____ The input
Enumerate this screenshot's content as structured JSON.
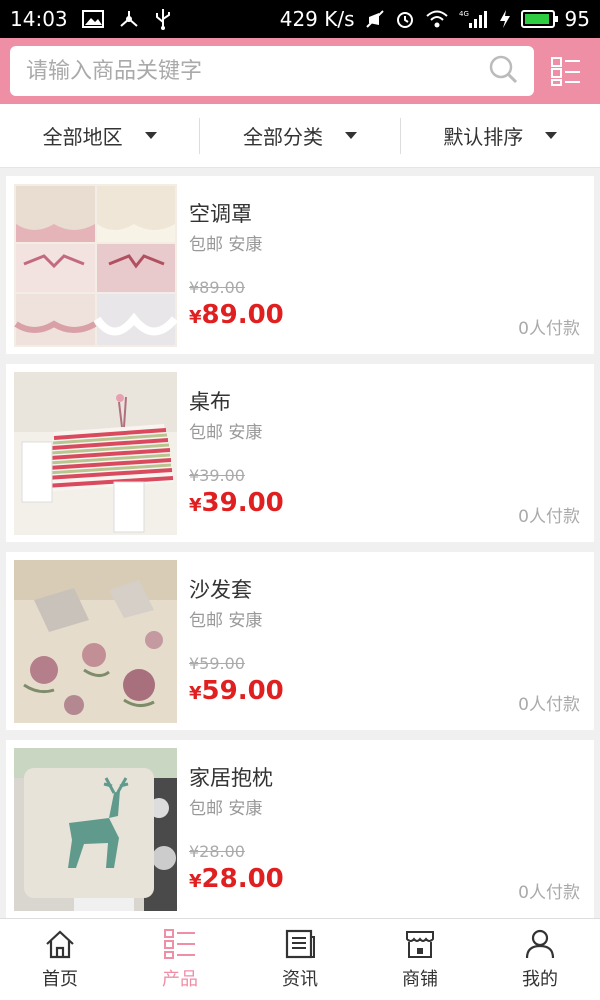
{
  "status_bar": {
    "time": "14:03",
    "speed": "429 K/s",
    "battery": "95",
    "battery_level": 0.95,
    "signal_label": "4G",
    "icons": [
      "image-icon",
      "usb-tether-icon",
      "usb-icon",
      "mute-icon",
      "alarm-icon",
      "wifi-icon",
      "signal-icon",
      "charging-icon",
      "battery-icon"
    ]
  },
  "header": {
    "search_placeholder": "请输入商品关键字",
    "accent_color": "#ee8fa6"
  },
  "filters": [
    {
      "label": "全部地区"
    },
    {
      "label": "全部分类"
    },
    {
      "label": "默认排序"
    }
  ],
  "products": [
    {
      "name": "空调罩",
      "tag": "包邮 安康",
      "original_price": "¥89.00",
      "currency": "¥",
      "price": "89.00",
      "sold": "0人付款"
    },
    {
      "name": "桌布",
      "tag": "包邮 安康",
      "original_price": "¥39.00",
      "currency": "¥",
      "price": "39.00",
      "sold": "0人付款"
    },
    {
      "name": "沙发套",
      "tag": "包邮 安康",
      "original_price": "¥59.00",
      "currency": "¥",
      "price": "59.00",
      "sold": "0人付款"
    },
    {
      "name": "家居抱枕",
      "tag": "包邮 安康",
      "original_price": "¥28.00",
      "currency": "¥",
      "price": "28.00",
      "sold": "0人付款"
    }
  ],
  "bottom_nav": [
    {
      "label": "首页",
      "icon": "home-icon"
    },
    {
      "label": "产品",
      "icon": "list-icon",
      "active": true
    },
    {
      "label": "资讯",
      "icon": "news-icon"
    },
    {
      "label": "商铺",
      "icon": "shop-icon"
    },
    {
      "label": "我的",
      "icon": "user-icon"
    }
  ],
  "colors": {
    "price": "#e02020",
    "active_tab": "#ee8fa6"
  }
}
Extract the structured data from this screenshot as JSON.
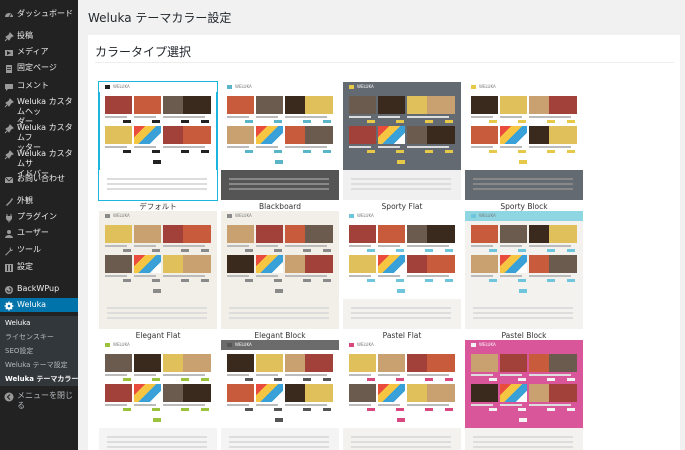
{
  "sidebar": {
    "items": [
      {
        "icon": "dashboard-icon",
        "label": "ダッシュボード"
      },
      {
        "icon": "pin-icon",
        "label": "投稿"
      },
      {
        "icon": "media-icon",
        "label": "メディア"
      },
      {
        "icon": "page-icon",
        "label": "固定ページ"
      },
      {
        "icon": "comment-icon",
        "label": "コメント"
      },
      {
        "icon": "pin-icon",
        "label": "Weluka カスタムヘッ\nダー"
      },
      {
        "icon": "pin-icon",
        "label": "Weluka カスタムフ\nッター"
      },
      {
        "icon": "pin-icon",
        "label": "Weluka カスタムサ\nイドバー"
      },
      {
        "icon": "mail-icon",
        "label": "お問い合わせ"
      },
      {
        "icon": "appearance-icon",
        "label": "外観"
      },
      {
        "icon": "plugin-icon",
        "label": "プラグイン"
      },
      {
        "icon": "user-icon",
        "label": "ユーザー"
      },
      {
        "icon": "tool-icon",
        "label": "ツール"
      },
      {
        "icon": "settings-icon",
        "label": "設定"
      },
      {
        "icon": "backup-icon",
        "label": "BackWPup"
      },
      {
        "icon": "gear-icon",
        "label": "Weluka"
      }
    ],
    "submenu": [
      "Weluka",
      "ライセンスキー",
      "SEO設定",
      "Weluka テーマ設定",
      "Weluka テーマカラー"
    ],
    "collapse_label": "メニューを閉じる"
  },
  "page": {
    "title": "Weluka テーマカラー設定",
    "section_title": "カラータイプ選択"
  },
  "themes": [
    {
      "name": "デフォルト",
      "bg": "#ffffff",
      "header": "#ffffff",
      "accent": "#222222",
      "footer": "#ffffff",
      "selected": true
    },
    {
      "name": "Blackboard",
      "bg": "#ffffff",
      "header": "#ffffff",
      "accent": "#5bb5c9",
      "footer": "#555555",
      "selected": false
    },
    {
      "name": "Sporty Flat",
      "bg": "#636a72",
      "header": "#636a72",
      "accent": "#e7c94a",
      "footer": "#f0f0f0",
      "selected": false
    },
    {
      "name": "Sporty Block",
      "bg": "#ffffff",
      "header": "#ffffff",
      "accent": "#e7c94a",
      "footer": "#636a72",
      "selected": false
    },
    {
      "name": "Elegant Flat",
      "bg": "#f2efe8",
      "header": "#f2efe8",
      "accent": "#8a8a8a",
      "footer": "#f2efe8",
      "selected": false
    },
    {
      "name": "Elegant Block",
      "bg": "#f2efe8",
      "header": "#f2efe8",
      "accent": "#8a8a8a",
      "footer": "#f2efe8",
      "selected": false
    },
    {
      "name": "Pastel Flat",
      "bg": "#ffffff",
      "header": "#ffffff",
      "accent": "#6fc5dc",
      "footer": "#f4f2ef",
      "selected": false
    },
    {
      "name": "Pastel Block",
      "bg": "#f4f2ef",
      "header": "#8fd6e3",
      "accent": "#6fc5dc",
      "footer": "#f4f2ef",
      "selected": false
    },
    {
      "name": "",
      "bg": "#ffffff",
      "header": "#ffffff",
      "accent": "#9ac23c",
      "footer": "#f4f4f4",
      "selected": false
    },
    {
      "name": "",
      "bg": "#ffffff",
      "header": "#6b6b6b",
      "accent": "#555555",
      "footer": "#f4f4f4",
      "selected": false
    },
    {
      "name": "",
      "bg": "#ffffff",
      "header": "#ffffff",
      "accent": "#d9477f",
      "footer": "#f4f2ef",
      "selected": false
    },
    {
      "name": "",
      "bg": "#d9569a",
      "header": "#d9569a",
      "accent": "#f4f4f4",
      "footer": "#f4f2ef",
      "selected": false
    }
  ],
  "brand_label": "WELUKA"
}
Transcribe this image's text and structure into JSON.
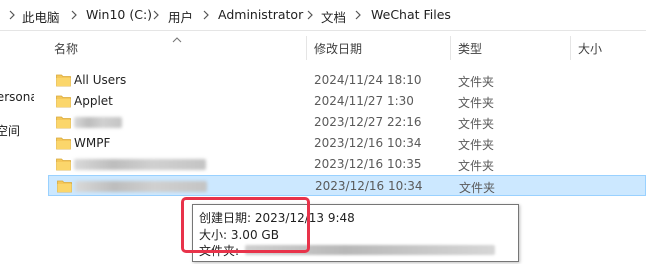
{
  "breadcrumb": [
    "此电脑",
    "Win10 (C:)",
    "用户",
    "Administrator",
    "文档",
    "WeChat Files"
  ],
  "nav": {
    "item1": "Persona",
    "item2": "空间"
  },
  "columns": {
    "name": "名称",
    "modified": "修改日期",
    "type": "类型",
    "size": "大小"
  },
  "rows": [
    {
      "name": "All Users",
      "modified": "2024/11/24 18:10",
      "type": "文件夹",
      "selected": false,
      "blurred": false
    },
    {
      "name": "Applet",
      "modified": "2024/11/27 1:30",
      "type": "文件夹",
      "selected": false,
      "blurred": false
    },
    {
      "name": "",
      "modified": "2023/12/27 22:16",
      "type": "文件夹",
      "selected": false,
      "blurred": true
    },
    {
      "name": "WMPF",
      "modified": "2023/12/16 10:34",
      "type": "文件夹",
      "selected": false,
      "blurred": false
    },
    {
      "name": "",
      "modified": "2023/12/16 10:35",
      "type": "文件夹",
      "selected": false,
      "blurred": true
    },
    {
      "name": "",
      "modified": "2023/12/16 10:34",
      "type": "文件夹",
      "selected": true,
      "blurred": true
    }
  ],
  "tooltip": {
    "created": "创建日期: 2023/12/13 9:48",
    "size": "大小: 3.00 GB",
    "folder_label": "文件夹:"
  },
  "colors": {
    "selection": "#cce8ff",
    "highlight_box": "#e8334a",
    "folder": "#f5c85a"
  }
}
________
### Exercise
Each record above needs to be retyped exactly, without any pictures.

### Output below
Enumerate this screenshot's content as structured JSON.
{
  "status_bar": {
    "time": "14:03",
    "speed": "429 K/s",
    "battery": "95",
    "battery_level": 0.95,
    "signal_label": "4G",
    "icons": [
      "image-icon",
      "usb-tether-icon",
      "usb-icon",
      "mute-icon",
      "alarm-icon",
      "wifi-icon",
      "signal-icon",
      "charging-icon",
      "battery-icon"
    ]
  },
  "header": {
    "search_placeholder": "请输入商品关键字",
    "accent_color": "#ee8fa6"
  },
  "filters": [
    {
      "label": "全部地区"
    },
    {
      "label": "全部分类"
    },
    {
      "label": "默认排序"
    }
  ],
  "products": [
    {
      "name": "空调罩",
      "tag": "包邮 安康",
      "original_price": "¥89.00",
      "currency": "¥",
      "price": "89.00",
      "sold": "0人付款"
    },
    {
      "name": "桌布",
      "tag": "包邮 安康",
      "original_price": "¥39.00",
      "currency": "¥",
      "price": "39.00",
      "sold": "0人付款"
    },
    {
      "name": "沙发套",
      "tag": "包邮 安康",
      "original_price": "¥59.00",
      "currency": "¥",
      "price": "59.00",
      "sold": "0人付款"
    },
    {
      "name": "家居抱枕",
      "tag": "包邮 安康",
      "original_price": "¥28.00",
      "currency": "¥",
      "price": "28.00",
      "sold": "0人付款"
    }
  ],
  "bottom_nav": [
    {
      "label": "首页",
      "icon": "home-icon"
    },
    {
      "label": "产品",
      "icon": "list-icon",
      "active": true
    },
    {
      "label": "资讯",
      "icon": "news-icon"
    },
    {
      "label": "商铺",
      "icon": "shop-icon"
    },
    {
      "label": "我的",
      "icon": "user-icon"
    }
  ],
  "colors": {
    "price": "#e02020",
    "active_tab": "#ee8fa6"
  }
}
Extract the structured data from this screenshot as JSON.
{
  "sidebar": {
    "items": [
      {
        "icon": "dashboard-icon",
        "label": "ダッシュボード"
      },
      {
        "icon": "pin-icon",
        "label": "投稿"
      },
      {
        "icon": "media-icon",
        "label": "メディア"
      },
      {
        "icon": "page-icon",
        "label": "固定ページ"
      },
      {
        "icon": "comment-icon",
        "label": "コメント"
      },
      {
        "icon": "pin-icon",
        "label": "Weluka カスタムヘッ\nダー"
      },
      {
        "icon": "pin-icon",
        "label": "Weluka カスタムフ\nッター"
      },
      {
        "icon": "pin-icon",
        "label": "Weluka カスタムサ\nイドバー"
      },
      {
        "icon": "mail-icon",
        "label": "お問い合わせ"
      },
      {
        "icon": "appearance-icon",
        "label": "外観"
      },
      {
        "icon": "plugin-icon",
        "label": "プラグイン"
      },
      {
        "icon": "user-icon",
        "label": "ユーザー"
      },
      {
        "icon": "tool-icon",
        "label": "ツール"
      },
      {
        "icon": "settings-icon",
        "label": "設定"
      },
      {
        "icon": "backup-icon",
        "label": "BackWPup"
      },
      {
        "icon": "gear-icon",
        "label": "Weluka"
      }
    ],
    "submenu": [
      "Weluka",
      "ライセンスキー",
      "SEO設定",
      "Weluka テーマ設定",
      "Weluka テーマカラー"
    ],
    "collapse_label": "メニューを閉じる"
  },
  "page": {
    "title": "Weluka テーマカラー設定",
    "section_title": "カラータイプ選択"
  },
  "themes": [
    {
      "name": "デフォルト",
      "bg": "#ffffff",
      "header": "#ffffff",
      "accent": "#222222",
      "footer": "#ffffff",
      "selected": true
    },
    {
      "name": "Blackboard",
      "bg": "#ffffff",
      "header": "#ffffff",
      "accent": "#5bb5c9",
      "footer": "#555555",
      "selected": false
    },
    {
      "name": "Sporty Flat",
      "bg": "#636a72",
      "header": "#636a72",
      "accent": "#e7c94a",
      "footer": "#f0f0f0",
      "selected": false
    },
    {
      "name": "Sporty Block",
      "bg": "#ffffff",
      "header": "#ffffff",
      "accent": "#e7c94a",
      "footer": "#636a72",
      "selected": false
    },
    {
      "name": "Elegant Flat",
      "bg": "#f2efe8",
      "header": "#f2efe8",
      "accent": "#8a8a8a",
      "footer": "#f2efe8",
      "selected": false
    },
    {
      "name": "Elegant Block",
      "bg": "#f2efe8",
      "header": "#f2efe8",
      "accent": "#8a8a8a",
      "footer": "#f2efe8",
      "selected": false
    },
    {
      "name": "Pastel Flat",
      "bg": "#ffffff",
      "header": "#ffffff",
      "accent": "#6fc5dc",
      "footer": "#f4f2ef",
      "selected": false
    },
    {
      "name": "Pastel Block",
      "bg": "#f4f2ef",
      "header": "#8fd6e3",
      "accent": "#6fc5dc",
      "footer": "#f4f2ef",
      "selected": false
    },
    {
      "name": "",
      "bg": "#ffffff",
      "header": "#ffffff",
      "accent": "#9ac23c",
      "footer": "#f4f4f4",
      "selected": false
    },
    {
      "name": "",
      "bg": "#ffffff",
      "header": "#6b6b6b",
      "accent": "#555555",
      "footer": "#f4f4f4",
      "selected": false
    },
    {
      "name": "",
      "bg": "#ffffff",
      "header": "#ffffff",
      "accent": "#d9477f",
      "footer": "#f4f2ef",
      "selected": false
    },
    {
      "name": "",
      "bg": "#d9569a",
      "header": "#d9569a",
      "accent": "#f4f4f4",
      "footer": "#f4f2ef",
      "selected": false
    }
  ],
  "brand_label": "WELUKA"
}
Transcribe this image's text and structure into JSON.
{
  "breadcrumb": [
    "此电脑",
    "Win10 (C:)",
    "用户",
    "Administrator",
    "文档",
    "WeChat Files"
  ],
  "nav": {
    "item1": "Persona",
    "item2": "空间"
  },
  "columns": {
    "name": "名称",
    "modified": "修改日期",
    "type": "类型",
    "size": "大小"
  },
  "rows": [
    {
      "name": "All Users",
      "modified": "2024/11/24 18:10",
      "type": "文件夹",
      "selected": false,
      "blurred": false
    },
    {
      "name": "Applet",
      "modified": "2024/11/27 1:30",
      "type": "文件夹",
      "selected": false,
      "blurred": false
    },
    {
      "name": "",
      "modified": "2023/12/27 22:16",
      "type": "文件夹",
      "selected": false,
      "blurred": true
    },
    {
      "name": "WMPF",
      "modified": "2023/12/16 10:34",
      "type": "文件夹",
      "selected": false,
      "blurred": false
    },
    {
      "name": "",
      "modified": "2023/12/16 10:35",
      "type": "文件夹",
      "selected": false,
      "blurred": true
    },
    {
      "name": "",
      "modified": "2023/12/16 10:34",
      "type": "文件夹",
      "selected": true,
      "blurred": true
    }
  ],
  "tooltip": {
    "created": "创建日期: 2023/12/13 9:48",
    "size": "大小: 3.00 GB",
    "folder_label": "文件夹:"
  },
  "colors": {
    "selection": "#cce8ff",
    "highlight_box": "#e8334a",
    "folder": "#f5c85a"
  }
}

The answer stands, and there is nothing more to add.